Thursday, February 14, 2008
Puts, Calls and Mortgages
"As the housing slump drags on, some builders have a deal for potential buyers: Sign a contract, and if the cost of comparable homes drops before closing, you get the lower price. ... As the residential market continues to deteriorate, more buyers are having trouble securing mortgages and selling existing homes. ... The resulting barrage of chilling headlines has left builders fighting to reassure customers that now is, in fact, a safe time to buy", WSJ, 6 February 2008.
''The apparent willingness of borrowers to "walk away" from mortgage debt,' the [Fitch] analysts noted, 'has contributed to extraordinary high levels of early default' on loans issued during the 18 months before the mortgage bubble burst.

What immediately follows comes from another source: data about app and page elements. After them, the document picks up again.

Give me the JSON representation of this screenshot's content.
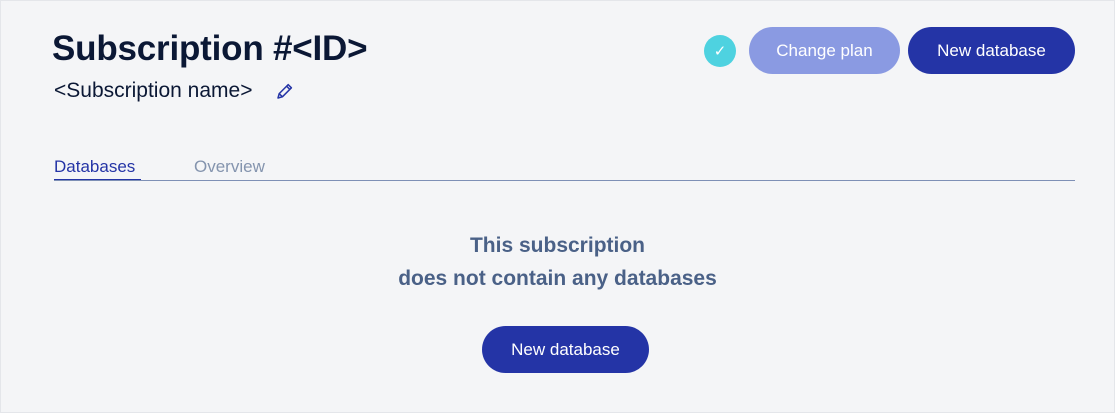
{
  "header": {
    "title": "Subscription #<ID>",
    "subtitle": "<Subscription name>",
    "edit_icon": "pencil-icon",
    "status_icon": "check-icon",
    "status_glyph": "✓"
  },
  "actions": {
    "change_plan_label": "Change plan",
    "new_database_label": "New database"
  },
  "tabs": [
    {
      "label": "Databases",
      "active": true
    },
    {
      "label": "Overview",
      "active": false
    }
  ],
  "empty_state": {
    "line1": "This subscription",
    "line2": "does not contain any databases",
    "button_label": "New database"
  },
  "colors": {
    "primary": "#2434a6",
    "primary_light": "#8a9ae2",
    "status": "#4ed2e0",
    "title_text": "#0b1835",
    "muted_text": "#4a6187",
    "background": "#f4f5f7"
  }
}
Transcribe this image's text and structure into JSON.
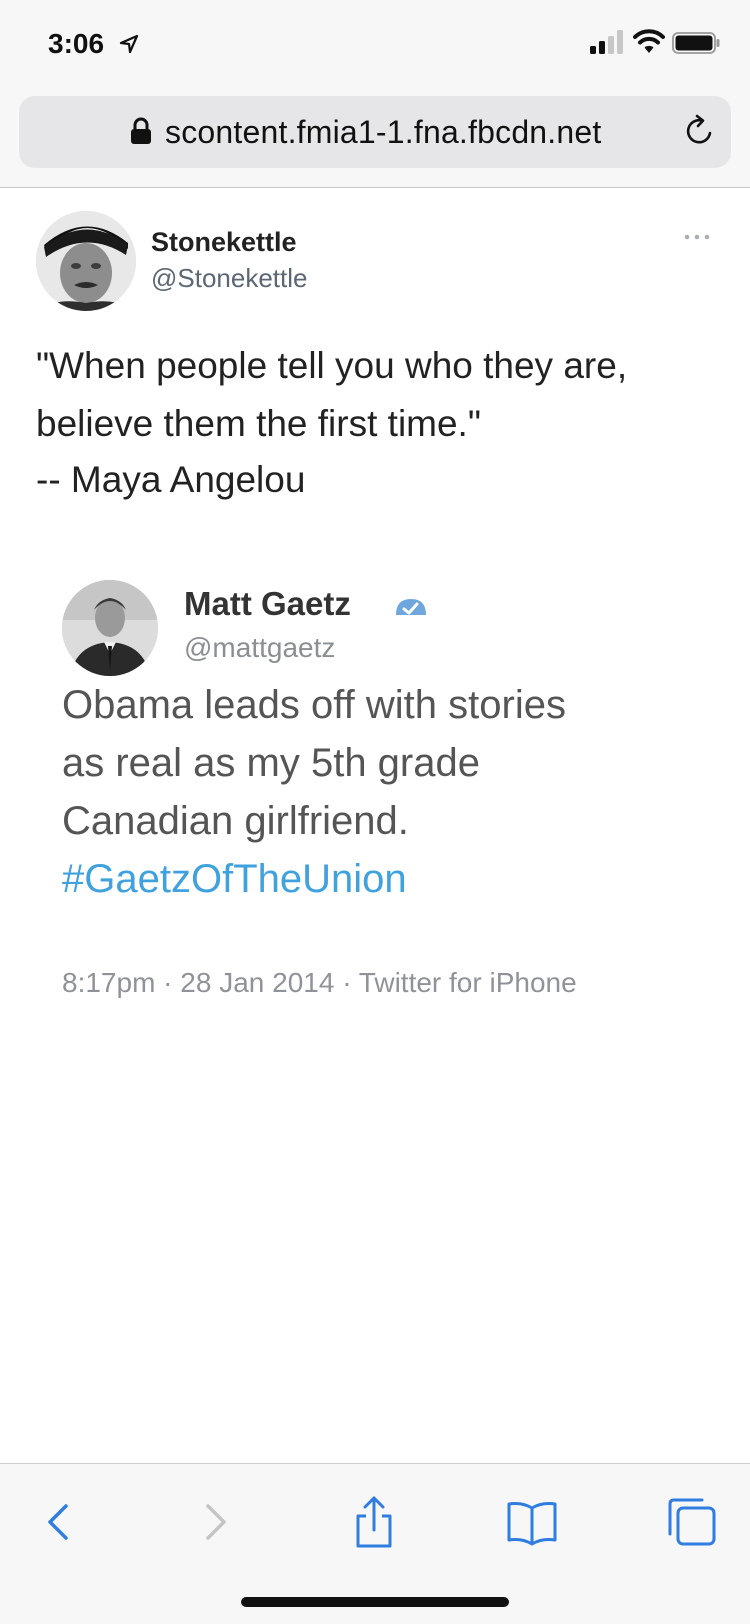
{
  "status_bar": {
    "time": "3:06",
    "icons": [
      "location-arrow-icon",
      "cellular-signal-icon",
      "wifi-icon",
      "battery-icon"
    ]
  },
  "browser": {
    "url": "scontent.fmia1-1.fna.fbcdn.net",
    "icons": [
      "lock-icon",
      "reload-icon"
    ]
  },
  "post": {
    "author": {
      "name": "Stonekettle",
      "handle": "@Stonekettle"
    },
    "quote_lines": [
      "\"When people tell you who they are,",
      "believe them the first time.\"",
      "-- Maya Angelou"
    ],
    "embedded_tweet": {
      "author": {
        "name": "Matt Gaetz",
        "handle": "@mattgaetz"
      },
      "text_lines": [
        "Obama leads off with stories",
        "as real as my 5th grade",
        "Canadian girlfriend."
      ],
      "hashtag": "#GaetzOfTheUnion",
      "meta": "8:17pm · 28 Jan 2014 · Twitter for iPhone"
    }
  },
  "toolbar": {
    "buttons": [
      "back-icon",
      "forward-icon",
      "share-icon",
      "bookmarks-icon",
      "tabs-icon"
    ]
  },
  "colors": {
    "accent_blue": "#2f7de1",
    "hashtag_blue": "#3fa2de",
    "urlbar_bg": "#e6e6e8",
    "chrome_bg": "#f7f7f7"
  }
}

It expects losses to reach 21% for subprime mortgages issued in 2006 and 26% for those issued in early 2007. ... Such behaviour, where not precipitated by wilful fraud, shows that American homebuyers aren't so dumb.. They're perfectly capable of acting rationally without political interference. ... A decade ago, most people started off with enough equity in their homes to make foreclosure irrational from a financial standpoint. Consider: If you made a 20% down payment on a house, prices would have to fall by 20%, almost immediately, before you lost all your money and had much incentive to walk away. ... But over the past few years--until last spring--banks and the mortgage-backed securities investors who bought the loans the banks packaged weren't demanding substantial downpayments; they were happy with 5% or even nothing down. They also didn't worry about whether or not borrowers were building up equity. 'Interest-only' loans, quick mortgage refinancings to cash out equity, and other inventions often led to just the opposite. ... Essentially, mortgage-bond investors, seeemingly unwittingly, sold homebuyers a put option, without properly pricing it, and now homeowners are exercising that option. ... It's beginning to dawn on lenders and their agents ... that they could be stuck with hundreds of thousands of houses at a minimum", my emphasis, Nicole Gelinas (NG) at the WSJ, 8 February 2008.

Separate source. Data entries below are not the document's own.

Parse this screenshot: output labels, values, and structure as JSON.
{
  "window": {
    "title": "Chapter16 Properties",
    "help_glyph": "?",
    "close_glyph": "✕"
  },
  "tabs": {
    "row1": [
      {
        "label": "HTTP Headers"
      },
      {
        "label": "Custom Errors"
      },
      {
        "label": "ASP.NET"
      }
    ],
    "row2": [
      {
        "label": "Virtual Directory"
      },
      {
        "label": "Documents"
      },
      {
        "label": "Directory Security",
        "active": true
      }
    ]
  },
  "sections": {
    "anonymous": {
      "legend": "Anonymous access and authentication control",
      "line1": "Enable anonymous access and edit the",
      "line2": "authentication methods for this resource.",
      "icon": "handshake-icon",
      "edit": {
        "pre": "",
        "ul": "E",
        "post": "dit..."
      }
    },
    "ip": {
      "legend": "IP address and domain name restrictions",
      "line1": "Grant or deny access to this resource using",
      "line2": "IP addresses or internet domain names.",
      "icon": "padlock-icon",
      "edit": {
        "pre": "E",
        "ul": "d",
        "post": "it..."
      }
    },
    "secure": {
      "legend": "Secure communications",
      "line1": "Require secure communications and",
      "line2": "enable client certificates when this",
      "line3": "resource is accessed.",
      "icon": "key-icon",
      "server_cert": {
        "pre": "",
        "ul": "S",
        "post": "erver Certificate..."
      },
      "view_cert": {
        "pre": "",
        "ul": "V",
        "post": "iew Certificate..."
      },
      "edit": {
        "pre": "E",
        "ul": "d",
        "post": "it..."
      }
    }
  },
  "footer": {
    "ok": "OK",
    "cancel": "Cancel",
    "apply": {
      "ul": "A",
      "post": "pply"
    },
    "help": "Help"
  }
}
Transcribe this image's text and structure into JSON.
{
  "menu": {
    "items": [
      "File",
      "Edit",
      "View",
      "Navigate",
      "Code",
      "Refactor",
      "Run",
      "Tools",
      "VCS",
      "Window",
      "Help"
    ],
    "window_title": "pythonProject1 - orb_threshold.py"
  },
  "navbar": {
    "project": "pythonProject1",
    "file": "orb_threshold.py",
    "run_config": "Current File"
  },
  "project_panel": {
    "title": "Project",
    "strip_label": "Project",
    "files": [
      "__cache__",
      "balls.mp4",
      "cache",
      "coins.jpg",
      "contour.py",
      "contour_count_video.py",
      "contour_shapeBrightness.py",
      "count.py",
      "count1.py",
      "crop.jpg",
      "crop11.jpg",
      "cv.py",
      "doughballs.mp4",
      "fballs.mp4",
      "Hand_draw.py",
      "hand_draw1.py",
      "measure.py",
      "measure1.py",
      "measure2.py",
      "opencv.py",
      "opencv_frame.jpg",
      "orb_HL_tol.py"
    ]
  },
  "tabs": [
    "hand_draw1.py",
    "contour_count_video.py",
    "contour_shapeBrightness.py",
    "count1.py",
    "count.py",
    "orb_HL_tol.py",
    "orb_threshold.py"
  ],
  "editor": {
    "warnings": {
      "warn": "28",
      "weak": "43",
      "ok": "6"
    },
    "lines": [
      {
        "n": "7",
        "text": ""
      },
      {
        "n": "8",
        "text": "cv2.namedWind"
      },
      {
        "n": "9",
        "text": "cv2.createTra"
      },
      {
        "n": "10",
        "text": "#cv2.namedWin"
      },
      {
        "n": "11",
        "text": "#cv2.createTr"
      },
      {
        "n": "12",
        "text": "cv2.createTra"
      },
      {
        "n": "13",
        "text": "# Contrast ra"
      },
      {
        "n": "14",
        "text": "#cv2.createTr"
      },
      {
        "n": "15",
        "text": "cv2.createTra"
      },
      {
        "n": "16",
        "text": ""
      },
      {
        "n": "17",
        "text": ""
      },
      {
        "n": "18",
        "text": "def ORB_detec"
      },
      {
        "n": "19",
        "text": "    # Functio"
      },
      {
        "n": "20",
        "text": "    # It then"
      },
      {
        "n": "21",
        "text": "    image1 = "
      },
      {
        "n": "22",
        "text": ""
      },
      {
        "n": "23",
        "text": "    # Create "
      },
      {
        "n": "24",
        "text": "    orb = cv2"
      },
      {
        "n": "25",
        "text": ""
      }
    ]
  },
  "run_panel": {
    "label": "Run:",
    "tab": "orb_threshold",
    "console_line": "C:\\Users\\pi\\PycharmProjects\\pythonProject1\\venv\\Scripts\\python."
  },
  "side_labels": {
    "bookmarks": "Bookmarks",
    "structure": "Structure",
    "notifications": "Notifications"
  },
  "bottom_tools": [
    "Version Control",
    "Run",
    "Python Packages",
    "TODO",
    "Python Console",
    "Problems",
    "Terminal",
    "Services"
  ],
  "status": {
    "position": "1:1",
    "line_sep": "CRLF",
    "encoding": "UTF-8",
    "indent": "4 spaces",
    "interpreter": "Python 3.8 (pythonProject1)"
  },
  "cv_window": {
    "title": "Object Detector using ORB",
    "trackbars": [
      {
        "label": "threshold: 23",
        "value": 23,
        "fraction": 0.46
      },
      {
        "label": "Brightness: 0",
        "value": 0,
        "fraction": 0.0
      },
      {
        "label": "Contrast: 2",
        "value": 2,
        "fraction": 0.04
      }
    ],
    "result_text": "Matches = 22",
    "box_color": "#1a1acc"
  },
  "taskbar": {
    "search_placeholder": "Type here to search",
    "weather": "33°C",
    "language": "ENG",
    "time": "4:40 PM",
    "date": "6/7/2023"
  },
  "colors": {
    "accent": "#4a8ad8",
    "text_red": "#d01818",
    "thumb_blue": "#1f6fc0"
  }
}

What the builders need is "put option" mortgages to help unload their inventory, like those NG describes.
Bravo, NG! As soon as I saw nothing down loans, I concluded the underlying real estate was not sold, but had 30-day renewable call options issued on it. By combining ownership with puts you can create synthetic calls. See my 10 December post as to MLEC's real reason. That the rating agencies couldn't see this is amazing. What do their analysts analyze?